Task goal: Each line below should be repeated exactly as written, with no pictures carried over.

Stored items from a collection:
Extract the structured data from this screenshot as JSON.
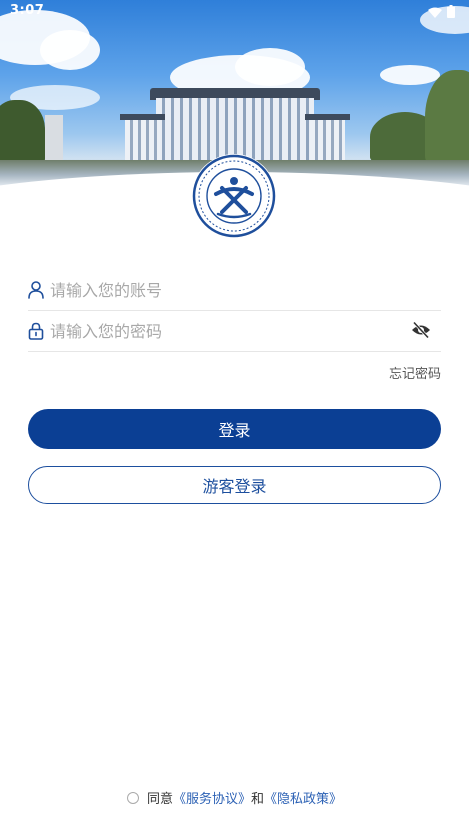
{
  "status_bar": {
    "time": "3:07",
    "wifi_icon": "wifi-icon",
    "battery_icon": "battery-icon"
  },
  "login": {
    "account_placeholder": "请输入您的账号",
    "password_placeholder": "请输入您的密码",
    "account_icon": "user-icon",
    "password_icon": "lock-icon",
    "toggle_icon": "eye-off-icon",
    "forgot_password": "忘记密码",
    "login_button": "登录",
    "guest_login_button": "游客登录"
  },
  "agreement": {
    "prefix": "同意",
    "service_agreement": "《服务协议》",
    "conjunction": "和",
    "privacy_policy": "《隐私政策》"
  },
  "colors": {
    "primary": "#0b3f94",
    "link": "#2d62b5",
    "placeholder": "#a8a8a8"
  }
}
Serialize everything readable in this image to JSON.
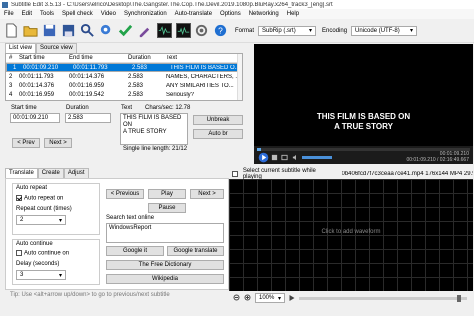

Response to this task:
Extract the structured data from this screenshot as JSON.
{
  "status_bar": {
    "time": "3:07",
    "wifi_icon": "wifi-icon",
    "battery_icon": "battery-icon"
  },
  "login": {
    "account_placeholder": "请输入您的账号",
    "password_placeholder": "请输入您的密码",
    "account_icon": "user-icon",
    "password_icon": "lock-icon",
    "toggle_icon": "eye-off-icon",
    "forgot_password": "忘记密码",
    "login_button": "登录",
    "guest_login_button": "游客登录"
  },
  "agreement": {
    "prefix": "同意",
    "service_agreement": "《服务协议》",
    "conjunction": "和",
    "privacy_policy": "《隐私政策》"
  },
  "colors": {
    "primary": "#0b3f94",
    "link": "#2d62b5",
    "placeholder": "#a8a8a8"
  }
}
Serialize everything readable in this image to JSON.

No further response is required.